- _Brief_: Where the string "stiffness" appears in a line of the data, show that line.

- _Exercise inputs_:
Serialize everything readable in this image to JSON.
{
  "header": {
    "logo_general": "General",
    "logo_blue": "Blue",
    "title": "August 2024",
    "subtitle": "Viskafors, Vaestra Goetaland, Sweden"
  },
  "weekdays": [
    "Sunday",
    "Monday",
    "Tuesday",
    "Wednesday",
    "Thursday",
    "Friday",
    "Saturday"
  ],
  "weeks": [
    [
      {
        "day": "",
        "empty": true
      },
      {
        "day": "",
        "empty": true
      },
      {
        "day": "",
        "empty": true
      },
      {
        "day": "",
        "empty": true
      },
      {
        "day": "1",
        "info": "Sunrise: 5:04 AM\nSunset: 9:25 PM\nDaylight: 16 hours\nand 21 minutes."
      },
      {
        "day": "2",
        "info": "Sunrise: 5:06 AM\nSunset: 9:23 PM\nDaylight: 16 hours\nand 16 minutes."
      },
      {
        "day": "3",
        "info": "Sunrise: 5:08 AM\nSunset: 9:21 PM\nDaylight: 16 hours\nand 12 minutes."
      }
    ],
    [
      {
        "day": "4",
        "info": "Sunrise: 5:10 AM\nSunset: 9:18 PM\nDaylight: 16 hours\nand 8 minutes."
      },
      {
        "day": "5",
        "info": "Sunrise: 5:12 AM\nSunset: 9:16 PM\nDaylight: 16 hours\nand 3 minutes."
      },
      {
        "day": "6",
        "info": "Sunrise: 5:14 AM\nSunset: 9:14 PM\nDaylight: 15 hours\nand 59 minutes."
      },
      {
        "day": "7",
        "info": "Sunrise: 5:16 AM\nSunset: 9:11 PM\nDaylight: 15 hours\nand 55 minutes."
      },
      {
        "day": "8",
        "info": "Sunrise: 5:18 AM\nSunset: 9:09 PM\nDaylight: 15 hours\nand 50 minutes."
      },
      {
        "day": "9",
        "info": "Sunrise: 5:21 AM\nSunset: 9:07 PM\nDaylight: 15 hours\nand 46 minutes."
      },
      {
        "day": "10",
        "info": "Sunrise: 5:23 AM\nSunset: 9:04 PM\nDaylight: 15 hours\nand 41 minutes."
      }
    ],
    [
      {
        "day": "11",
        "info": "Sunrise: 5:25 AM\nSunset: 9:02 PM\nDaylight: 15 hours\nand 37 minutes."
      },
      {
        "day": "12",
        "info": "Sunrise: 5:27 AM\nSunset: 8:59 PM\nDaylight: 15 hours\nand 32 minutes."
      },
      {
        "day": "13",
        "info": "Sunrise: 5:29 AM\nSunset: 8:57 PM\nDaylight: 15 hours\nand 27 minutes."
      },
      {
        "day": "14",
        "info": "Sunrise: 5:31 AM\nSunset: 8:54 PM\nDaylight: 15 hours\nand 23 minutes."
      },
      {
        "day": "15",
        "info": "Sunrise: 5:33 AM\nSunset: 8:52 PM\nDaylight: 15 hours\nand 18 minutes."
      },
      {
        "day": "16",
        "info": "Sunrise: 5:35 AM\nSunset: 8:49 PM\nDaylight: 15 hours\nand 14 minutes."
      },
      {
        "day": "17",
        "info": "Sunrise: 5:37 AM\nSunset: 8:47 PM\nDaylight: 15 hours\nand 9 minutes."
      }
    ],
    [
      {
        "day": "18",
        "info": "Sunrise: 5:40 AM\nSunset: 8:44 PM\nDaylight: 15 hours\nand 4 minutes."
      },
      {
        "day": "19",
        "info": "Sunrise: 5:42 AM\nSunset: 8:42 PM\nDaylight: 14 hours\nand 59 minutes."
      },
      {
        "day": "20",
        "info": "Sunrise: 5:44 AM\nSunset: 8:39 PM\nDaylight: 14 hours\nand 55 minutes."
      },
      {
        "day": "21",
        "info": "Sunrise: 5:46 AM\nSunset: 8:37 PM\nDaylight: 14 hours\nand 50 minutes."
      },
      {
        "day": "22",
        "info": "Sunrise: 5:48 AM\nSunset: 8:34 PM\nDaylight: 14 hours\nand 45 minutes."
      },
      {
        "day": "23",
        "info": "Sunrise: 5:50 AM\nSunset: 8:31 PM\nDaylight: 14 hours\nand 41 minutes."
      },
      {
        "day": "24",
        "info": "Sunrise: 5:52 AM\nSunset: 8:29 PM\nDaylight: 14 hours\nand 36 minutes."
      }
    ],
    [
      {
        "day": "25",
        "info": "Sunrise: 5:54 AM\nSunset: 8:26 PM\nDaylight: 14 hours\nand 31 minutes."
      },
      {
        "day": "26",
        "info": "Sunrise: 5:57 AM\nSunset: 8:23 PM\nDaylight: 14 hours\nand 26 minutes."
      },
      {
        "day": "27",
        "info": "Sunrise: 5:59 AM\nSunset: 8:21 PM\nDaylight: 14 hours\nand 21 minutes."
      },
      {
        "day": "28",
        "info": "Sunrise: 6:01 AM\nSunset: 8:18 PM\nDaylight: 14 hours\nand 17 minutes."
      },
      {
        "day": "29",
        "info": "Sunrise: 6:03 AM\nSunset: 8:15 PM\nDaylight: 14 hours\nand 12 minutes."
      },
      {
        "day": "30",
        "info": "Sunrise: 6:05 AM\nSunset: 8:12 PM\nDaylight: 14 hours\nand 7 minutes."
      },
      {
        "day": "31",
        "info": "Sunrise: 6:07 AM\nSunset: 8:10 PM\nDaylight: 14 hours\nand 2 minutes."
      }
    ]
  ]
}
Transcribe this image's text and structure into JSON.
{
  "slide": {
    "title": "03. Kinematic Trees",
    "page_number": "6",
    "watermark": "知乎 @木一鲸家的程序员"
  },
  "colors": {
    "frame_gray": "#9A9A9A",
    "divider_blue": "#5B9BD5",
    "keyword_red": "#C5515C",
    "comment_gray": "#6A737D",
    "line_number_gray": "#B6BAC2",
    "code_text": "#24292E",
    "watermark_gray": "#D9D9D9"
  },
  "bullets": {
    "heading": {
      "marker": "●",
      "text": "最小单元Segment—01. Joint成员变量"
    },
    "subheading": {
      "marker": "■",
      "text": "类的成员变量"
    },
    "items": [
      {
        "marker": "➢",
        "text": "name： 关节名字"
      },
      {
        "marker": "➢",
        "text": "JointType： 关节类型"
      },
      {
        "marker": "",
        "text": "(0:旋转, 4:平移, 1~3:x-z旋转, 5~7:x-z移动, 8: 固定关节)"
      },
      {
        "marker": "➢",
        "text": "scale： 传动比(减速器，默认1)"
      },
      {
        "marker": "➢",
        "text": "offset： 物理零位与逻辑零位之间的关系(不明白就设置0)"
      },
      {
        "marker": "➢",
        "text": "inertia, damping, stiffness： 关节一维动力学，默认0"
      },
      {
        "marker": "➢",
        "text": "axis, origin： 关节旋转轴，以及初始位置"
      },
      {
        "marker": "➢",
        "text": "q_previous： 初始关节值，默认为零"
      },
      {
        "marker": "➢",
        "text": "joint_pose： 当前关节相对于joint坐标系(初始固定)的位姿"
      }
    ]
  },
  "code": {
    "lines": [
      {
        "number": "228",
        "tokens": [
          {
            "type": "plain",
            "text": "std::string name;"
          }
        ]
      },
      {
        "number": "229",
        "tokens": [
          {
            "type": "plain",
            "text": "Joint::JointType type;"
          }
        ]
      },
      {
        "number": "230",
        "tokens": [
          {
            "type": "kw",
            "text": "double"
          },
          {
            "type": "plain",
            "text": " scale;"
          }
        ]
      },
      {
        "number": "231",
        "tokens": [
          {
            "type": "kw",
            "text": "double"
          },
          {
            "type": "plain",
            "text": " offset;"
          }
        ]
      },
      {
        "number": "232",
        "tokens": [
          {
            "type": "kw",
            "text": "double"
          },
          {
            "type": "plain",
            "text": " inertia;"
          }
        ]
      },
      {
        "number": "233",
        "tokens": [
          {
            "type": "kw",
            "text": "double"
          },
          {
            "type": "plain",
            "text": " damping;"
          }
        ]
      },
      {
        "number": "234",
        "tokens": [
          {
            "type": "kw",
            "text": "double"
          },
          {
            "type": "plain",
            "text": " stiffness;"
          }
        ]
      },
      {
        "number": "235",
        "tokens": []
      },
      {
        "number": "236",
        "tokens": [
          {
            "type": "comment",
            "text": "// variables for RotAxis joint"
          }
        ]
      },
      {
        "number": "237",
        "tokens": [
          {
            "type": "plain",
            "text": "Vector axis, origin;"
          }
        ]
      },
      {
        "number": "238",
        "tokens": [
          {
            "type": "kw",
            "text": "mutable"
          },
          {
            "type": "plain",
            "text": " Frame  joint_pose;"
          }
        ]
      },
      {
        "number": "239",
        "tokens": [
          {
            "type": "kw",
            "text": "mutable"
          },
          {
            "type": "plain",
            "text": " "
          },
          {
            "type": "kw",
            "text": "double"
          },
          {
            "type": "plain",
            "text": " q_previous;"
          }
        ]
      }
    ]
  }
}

- _Exercise response_:
        "text": "inertia, damping, stiffness： 关节一维动力学，默认0"
            "text": " stiffness;"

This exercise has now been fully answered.